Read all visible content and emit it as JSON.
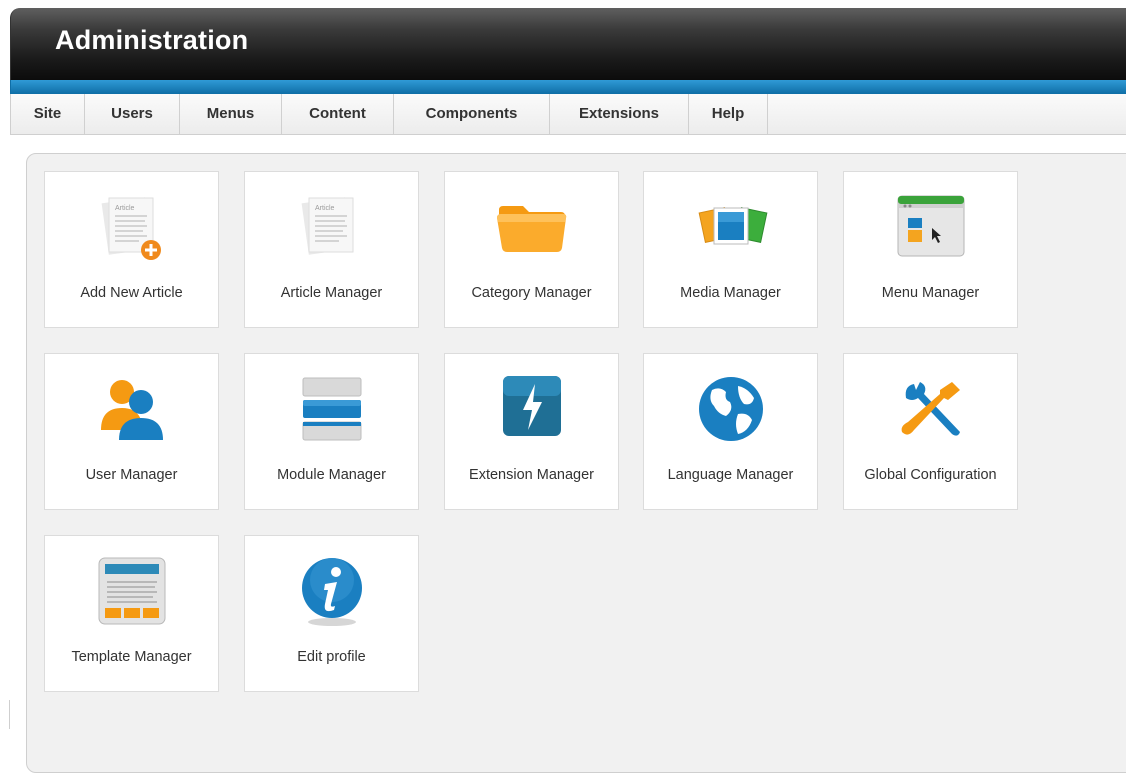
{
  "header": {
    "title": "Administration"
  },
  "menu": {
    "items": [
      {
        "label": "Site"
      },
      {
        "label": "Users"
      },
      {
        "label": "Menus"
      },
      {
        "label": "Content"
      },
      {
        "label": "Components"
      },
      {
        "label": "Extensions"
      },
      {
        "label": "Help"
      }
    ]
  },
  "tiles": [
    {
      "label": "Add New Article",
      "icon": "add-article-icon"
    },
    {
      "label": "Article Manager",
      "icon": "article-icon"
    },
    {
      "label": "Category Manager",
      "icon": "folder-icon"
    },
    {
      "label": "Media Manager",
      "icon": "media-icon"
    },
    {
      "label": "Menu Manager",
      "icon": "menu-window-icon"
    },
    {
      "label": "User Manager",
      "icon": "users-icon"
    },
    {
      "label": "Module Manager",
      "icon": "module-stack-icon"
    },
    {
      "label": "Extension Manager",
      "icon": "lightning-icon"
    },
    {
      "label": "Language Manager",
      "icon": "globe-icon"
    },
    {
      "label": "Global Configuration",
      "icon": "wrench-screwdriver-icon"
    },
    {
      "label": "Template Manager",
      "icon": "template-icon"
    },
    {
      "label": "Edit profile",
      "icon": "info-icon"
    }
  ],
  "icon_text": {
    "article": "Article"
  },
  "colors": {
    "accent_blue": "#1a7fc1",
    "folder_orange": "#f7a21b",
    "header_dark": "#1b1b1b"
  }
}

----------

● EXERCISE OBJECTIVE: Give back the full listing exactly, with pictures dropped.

● ANSWER:
Read all visible content and emit it as JSON.
{
  "header": {
    "title": "Administration"
  },
  "menu": {
    "items": [
      {
        "label": "Site"
      },
      {
        "label": "Users"
      },
      {
        "label": "Menus"
      },
      {
        "label": "Content"
      },
      {
        "label": "Components"
      },
      {
        "label": "Extensions"
      },
      {
        "label": "Help"
      }
    ]
  },
  "tiles": [
    {
      "label": "Add New Article",
      "icon": "add-article-icon"
    },
    {
      "label": "Article Manager",
      "icon": "article-icon"
    },
    {
      "label": "Category Manager",
      "icon": "folder-icon"
    },
    {
      "label": "Media Manager",
      "icon": "media-icon"
    },
    {
      "label": "Menu Manager",
      "icon": "menu-window-icon"
    },
    {
      "label": "User Manager",
      "icon": "users-icon"
    },
    {
      "label": "Module Manager",
      "icon": "module-stack-icon"
    },
    {
      "label": "Extension Manager",
      "icon": "lightning-icon"
    },
    {
      "label": "Language Manager",
      "icon": "globe-icon"
    },
    {
      "label": "Global Configuration",
      "icon": "wrench-screwdriver-icon"
    },
    {
      "label": "Template Manager",
      "icon": "template-icon"
    },
    {
      "label": "Edit profile",
      "icon": "info-icon"
    }
  ],
  "icon_text": {
    "article": "Article"
  },
  "colors": {
    "accent_blue": "#1a7fc1",
    "folder_orange": "#f7a21b",
    "header_dark": "#1b1b1b"
  }
}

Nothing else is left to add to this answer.